There wasn’t anything I needed him for at 11 a.m. He knew it, as did I. But I felt compelled to find and keep him for a few minutes for my own peace of mind.

The peace of mind was again compromised at 6 p.m. while I watched the evening news and listened for his explosive entrance through the cat door. At 6:30 I planned to go outside to call. But he did come in before then and immediately I latched the door after him. Bijou jumped up to the dining table for his supper — his favorite whitefish and sardine combination — I have to keep Loaner’s and Bijou’s meals separate and don’t care if cats aren’t supposed to eat their meals on my dining table. I gave up the conventions long, long ago.

Having eaten, Bijou went to go out and found his exit locked and came back to me with a squeaky complaint. Too bad, I told him. I would know where he was, at least for the night. Ah, the night, when he parks on my feet and I cannot stretch my legs at all. Often Loaner occupies my left side, her leg slung over my wrist as we both purr.

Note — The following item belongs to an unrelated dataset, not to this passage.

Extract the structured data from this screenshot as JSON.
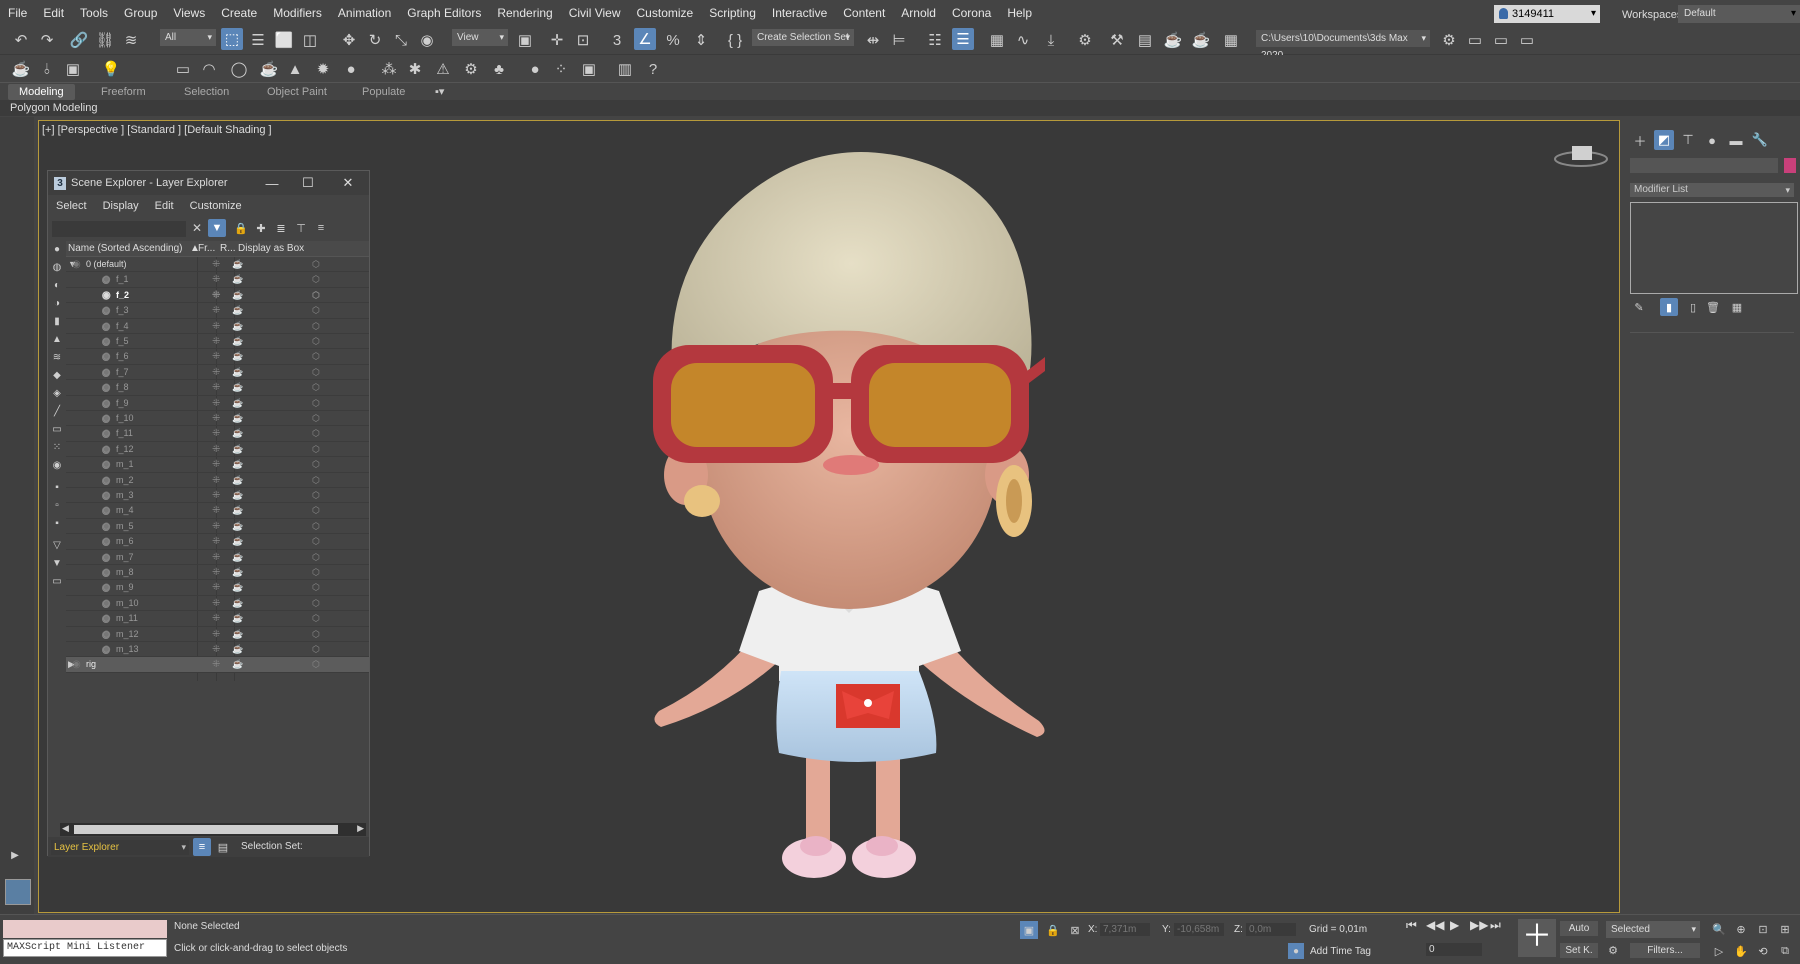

It astonishes me that so many humans have no experience with pussycats at all.

If you want to read “Meow’s Way” or “Meow’s Way Redux” you will find these stories at all the usual online retail places.

Pussycat Bijou at eight months

When my friend Jenni found him in her backyard, he was six inches long and weighed well under a pound. A week later I took him home, not sure if Mojo, who had gone missing two weeks before, would come back and find someone else in his place. I brought the new kitty to the vet, who glanced at him and said, “You found him just in time.”

Bijou had a bruised foreleg, ulcerated gums, terrible conjunctivitis, and ringworm. Not to mention an army of fleas. And so we began a series of treatments that lasted more than six weeks. I worried my 13-year-old girl Loaner would catch his ringworm and a rash sprang up all over my arms which didn’t take the ring cluster shape but itched horribly. The Internet assured me it was merely an allergic reaction to an “allergen.” I looked at my little allergen and helplessly fed him more treats. We were going either down together or triumph together. I learned to cut up his pill and chase each fragment down with a squirt of water, forcing him to swallow. Eyes, mouth, ointment, baths, we were an industry of a clinic.

Today I admire his shiny sleek black coat and panther-like body. This kitty had to be a recognizable breed and I found it on the Internet. He is a Bombay, a blend of Burmese and American black shorthair. He has the copper eyes mentioned in the article. He is unaware of it all, being more intent on turning over my cup of pens and chewing on my notes. He drops up here four or five times of a morning to cuddle and purr and stomp on the keyboard. His licking of my hands become epic while I kiss his little face. He likes the TV show NatGeo Wild (see photo).

The two kitties are a sight to see together. They are my troops and they know precisely what time I do anything in our daily routines. Hoping to keep Bijou longer than Mojo, I microchipped him and lock him down before dark. He knows what time he has to come in and if he is late, my call “Where is this CAT!” will bring him out of the shrubbery. I know he is ranging farther and farther each day but can’t do anything about it. Keeping him indoors all day and night seems to be a cruelty, against the nature of a cat. I will simply have to take my chances.

One evening he didn’t come at my call, and Loaner went to look for him. Together, we went down to the fence while I called and called. By 9 p.m. I was desolate, expecting a repeat of Mojo. Loaner did not go to her bed but settled on the hall rug and kept watch on the pet door. At 9:30 as I was trying to go to sleep, a body flew over my head and up to the window sill behind my headboard. I sighed. This was to be how it would be.